I often wonder if this goal is completely wrong. I want to be the kind of writer who adds to the world, who contributes to the great conversation, who asks and is willing to answer hard questions that polarize most people into two groups. My personality is kind of polarizing, so it seems like I would write the issues I am pondering, but I don't. I often steer away from them in fear. Fear of rejection.
I need strength and courage to be alone on the stand. I need to give myself grace to be exactly what I was meant to be, especially if it has nothing to do with greatness. How hard to lower my expectations. I know some of us struggle with not expecting enough of ourselves, but I struggle with expecting too much. Typical Type A who can not, will not, must not, under threat of failure, go easy on myself. I expect excellence. I crave it in everything I encounter, be it friendships, food, music, nature, child-rearing, fiction, organization, marriage...
I recently started forcing myself to write a few times a week, about whatever I'm thinking of. Having never done it before, I wasn't sure, after all these lofty ambitions, if I could actually do it. If I could actually find subject matter that was intriguing enough to spend my time and energy on that frequently. I found it was possible. I had it in me. I found it required tons of hard work.
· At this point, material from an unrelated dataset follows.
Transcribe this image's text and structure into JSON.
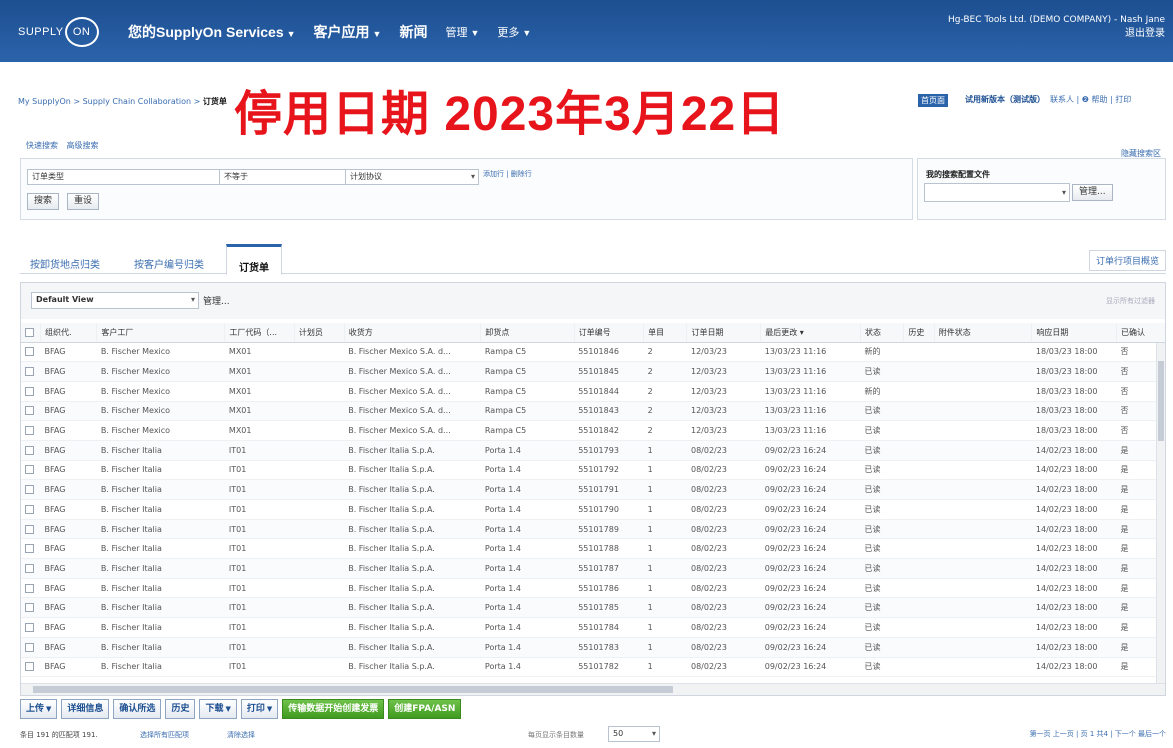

And sometimes I find myself being lazy, not really reaching for that excellent way of putting something or that well-placed sentence or better word that hits the nail on the head. Laziness. Hmm, I didn't really expect to find that in there with all my wannabe over-achiever goals. So that's definitely something I'll be working on. I want to want to work. It can't all be a pizza party, this writing thing.
I started wanting to write a book when I turned 30 last year. But about what? I tend to skip over the small, necessary steps in pursuit of the large gold medal moments. Derek, wise as he is, recently suggested doing some short stories and seeing if that takes me anywhere. Start small, he said. So I think that's what I'll do.
But it's submitting my work that freaks me out most of all. Putting yourself out there like that, in such a look at me way, with the hugely probable chance of getting a rejection slip back in the mail, is simply terrifying. I'm scared to death of that kind of "professional" rejection. But most published authors get tons of rejection slips before getting published. I know one of my favorite childhood authors, Madeleine L'Engle, writes in her journals about getting turned down over and over for A Wrinkle in Time, the book that went on to win a Newberry Medal, and other awards too. So getting rejected is good, right?
Whatever the case may be, I'm striving for growth on this blog. I'm striving to become a better writer, a more honest communicator, and trying to set some goals toward getting my work out there. I'm looking to work harder, be lazy less.
And I guess I'm looking for a bunch of rejects.